My husband and I just returned from Vienna, Austria, where we attended two formal balls. The time between New Year's Eve (Silvester in Austria) and Lent, a period called Fasching, is ball season in Vienna, and in those two months the Viennese manage to organise well over 300 semi-formal and formal balls in various venues.
Having attended the Ball der Offiziere (Officers' Ball) and the Ball der Pharmacie (Pharmacists' Ball) held on two consecutive nights at the Imperial Hofburg Palace, I am pleased to report that black tie, yes, even full evening dress, is alive and well in Vienna. Of course, the Officers' Ball featured primarily military uniforms (the prize for best mess dress goes to the British cavalry officers), but several retired officers and defence ministry employees chose to come in dinner jackets or full evening dress. The Austrians and the Germans looked very good on the dance floor, but their uniforms are nothing to brag about I am afraid.
The Pharmacists' Ball was almost evenly divided between gentlemen in white and black tie. At both events, I personally saw only a few coloured bow ties, no notch lapels, and most trouser waists were properly covered by cummerbunds or waistcoats (rarely), but as there were well over 3,000 people in attendance at each event, I clearly did not see every single person, and I am positive that there were some atrocities. Nonetheless, the difference to similar, albeit much smaller, events in the Washington, DC region was very obvious. It seems that most Viennese gentlemen own a dinner jacket, and do not need to hire.

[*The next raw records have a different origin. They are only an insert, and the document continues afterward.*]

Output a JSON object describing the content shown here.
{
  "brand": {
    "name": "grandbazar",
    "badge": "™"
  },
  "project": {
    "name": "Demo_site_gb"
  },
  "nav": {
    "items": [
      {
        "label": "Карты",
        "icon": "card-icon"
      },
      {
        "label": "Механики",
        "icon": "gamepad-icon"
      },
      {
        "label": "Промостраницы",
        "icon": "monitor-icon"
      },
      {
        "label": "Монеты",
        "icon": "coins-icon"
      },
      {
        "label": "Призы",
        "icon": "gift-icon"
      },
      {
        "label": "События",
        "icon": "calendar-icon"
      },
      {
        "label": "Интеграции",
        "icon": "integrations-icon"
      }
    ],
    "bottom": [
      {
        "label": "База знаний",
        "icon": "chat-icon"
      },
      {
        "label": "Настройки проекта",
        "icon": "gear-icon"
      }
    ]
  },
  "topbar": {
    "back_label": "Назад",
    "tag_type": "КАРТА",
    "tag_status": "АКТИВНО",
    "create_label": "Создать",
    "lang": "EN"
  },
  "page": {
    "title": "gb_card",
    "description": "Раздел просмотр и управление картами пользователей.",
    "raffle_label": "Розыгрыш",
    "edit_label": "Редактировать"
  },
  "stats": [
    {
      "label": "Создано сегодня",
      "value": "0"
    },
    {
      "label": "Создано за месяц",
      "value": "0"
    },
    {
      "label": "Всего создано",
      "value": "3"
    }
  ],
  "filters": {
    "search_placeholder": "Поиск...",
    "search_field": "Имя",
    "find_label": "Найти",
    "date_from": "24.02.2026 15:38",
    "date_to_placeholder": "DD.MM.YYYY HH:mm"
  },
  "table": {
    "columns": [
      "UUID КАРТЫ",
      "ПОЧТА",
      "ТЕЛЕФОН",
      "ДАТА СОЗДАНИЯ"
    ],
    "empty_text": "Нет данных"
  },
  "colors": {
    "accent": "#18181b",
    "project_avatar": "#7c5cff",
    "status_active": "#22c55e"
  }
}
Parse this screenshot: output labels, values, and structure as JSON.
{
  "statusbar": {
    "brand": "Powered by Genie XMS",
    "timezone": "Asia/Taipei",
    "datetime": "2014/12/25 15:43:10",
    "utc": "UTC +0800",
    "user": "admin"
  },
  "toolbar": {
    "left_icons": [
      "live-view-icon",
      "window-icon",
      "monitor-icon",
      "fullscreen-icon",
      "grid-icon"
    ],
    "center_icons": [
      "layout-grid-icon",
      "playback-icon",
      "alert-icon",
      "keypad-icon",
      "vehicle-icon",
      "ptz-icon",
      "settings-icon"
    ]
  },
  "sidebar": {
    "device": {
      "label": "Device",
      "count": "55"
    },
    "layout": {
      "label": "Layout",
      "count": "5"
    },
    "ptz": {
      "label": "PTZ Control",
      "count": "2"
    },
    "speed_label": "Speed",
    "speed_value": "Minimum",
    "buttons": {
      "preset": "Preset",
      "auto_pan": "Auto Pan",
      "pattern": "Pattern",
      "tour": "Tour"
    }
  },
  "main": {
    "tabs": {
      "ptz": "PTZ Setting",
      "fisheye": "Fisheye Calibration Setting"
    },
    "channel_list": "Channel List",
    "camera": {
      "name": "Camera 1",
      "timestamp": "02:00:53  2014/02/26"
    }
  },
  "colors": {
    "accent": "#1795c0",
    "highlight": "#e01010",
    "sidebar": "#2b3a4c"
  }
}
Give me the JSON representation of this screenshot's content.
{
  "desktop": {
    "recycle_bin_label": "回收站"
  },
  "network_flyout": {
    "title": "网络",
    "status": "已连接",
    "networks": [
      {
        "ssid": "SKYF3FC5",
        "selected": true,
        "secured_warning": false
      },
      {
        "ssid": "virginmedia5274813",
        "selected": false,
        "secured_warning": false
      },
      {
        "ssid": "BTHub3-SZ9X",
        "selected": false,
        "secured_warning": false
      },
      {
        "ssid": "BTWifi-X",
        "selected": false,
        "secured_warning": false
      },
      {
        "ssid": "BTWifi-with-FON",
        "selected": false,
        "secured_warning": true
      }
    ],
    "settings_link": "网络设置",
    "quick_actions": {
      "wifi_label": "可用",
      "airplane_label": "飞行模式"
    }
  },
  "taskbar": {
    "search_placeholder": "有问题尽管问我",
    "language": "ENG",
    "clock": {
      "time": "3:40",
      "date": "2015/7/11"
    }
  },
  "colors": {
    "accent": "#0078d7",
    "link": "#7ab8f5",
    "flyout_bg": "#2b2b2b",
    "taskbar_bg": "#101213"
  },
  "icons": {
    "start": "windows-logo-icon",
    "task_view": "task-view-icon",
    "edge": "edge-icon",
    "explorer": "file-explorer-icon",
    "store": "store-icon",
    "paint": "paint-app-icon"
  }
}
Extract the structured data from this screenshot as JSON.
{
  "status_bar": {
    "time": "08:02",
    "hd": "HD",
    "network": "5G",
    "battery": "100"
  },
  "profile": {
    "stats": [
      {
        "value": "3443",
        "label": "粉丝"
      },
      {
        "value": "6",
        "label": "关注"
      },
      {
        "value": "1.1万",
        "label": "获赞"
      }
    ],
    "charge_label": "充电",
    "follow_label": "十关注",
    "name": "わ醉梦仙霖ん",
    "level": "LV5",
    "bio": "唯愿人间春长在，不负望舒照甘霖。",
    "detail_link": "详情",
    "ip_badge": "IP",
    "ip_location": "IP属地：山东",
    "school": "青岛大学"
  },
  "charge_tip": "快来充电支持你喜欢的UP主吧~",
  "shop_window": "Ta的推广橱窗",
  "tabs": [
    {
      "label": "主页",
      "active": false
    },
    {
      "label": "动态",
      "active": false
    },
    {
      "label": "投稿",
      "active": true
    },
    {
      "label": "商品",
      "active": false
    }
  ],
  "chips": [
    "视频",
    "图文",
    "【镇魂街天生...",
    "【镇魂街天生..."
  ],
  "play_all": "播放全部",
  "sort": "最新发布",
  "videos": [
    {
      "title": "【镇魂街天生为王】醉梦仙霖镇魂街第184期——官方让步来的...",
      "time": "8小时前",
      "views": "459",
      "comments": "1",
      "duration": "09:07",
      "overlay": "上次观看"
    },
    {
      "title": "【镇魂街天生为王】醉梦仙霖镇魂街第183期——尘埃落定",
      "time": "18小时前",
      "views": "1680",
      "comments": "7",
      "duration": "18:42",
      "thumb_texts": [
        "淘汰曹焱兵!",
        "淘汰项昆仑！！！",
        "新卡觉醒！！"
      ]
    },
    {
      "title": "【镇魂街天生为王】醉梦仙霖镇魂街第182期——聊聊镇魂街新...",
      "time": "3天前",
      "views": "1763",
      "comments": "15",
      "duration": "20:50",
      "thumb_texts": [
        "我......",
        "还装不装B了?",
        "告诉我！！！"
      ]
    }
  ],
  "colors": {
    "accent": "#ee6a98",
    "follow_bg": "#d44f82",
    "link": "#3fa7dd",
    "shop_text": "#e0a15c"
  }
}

I also noticed that the Viennese seem to prefer wing-tipped collars, whilst my dad (Brit) always wore turn-down collared shirts with double cuffs with his dinner suit.
Some other observations: pocket squares are popular, several men wore white gloves, top hats and cloaks on several men at Pharmacists' Ball while queued outside for a taxi. Viennese ladies and gents change shoes and bring a pair of dancing shoes in a separate bag. As a result, you typically see boots peek out from underneath ball gowns or worn with tailcoats, and rubber galoshes over patent leather slippers. Whilst this is perhaps not proper and comme il faut, it enables them to deal with snow/ice whilst waiting for a taxi, walking to the car park or the Naschmarkt for an early 4:30 or 5 am breakfast. Yes, these events typically end at 4 o'clock in the morning, and dancing makes you hungry. An early breakfast is part of the experience, and it would be a shame to ruin one's nice shoes because of snow and salt.
P.S. Virtually everybody can ballroom dance. People tangoed, fox trotted, waltzed, jived and cha-chad accross the floor.
Pictures from Ball der Offiziere:
Ball der Pharmacie:
--> click on Ball der Pharmacie --> Fotos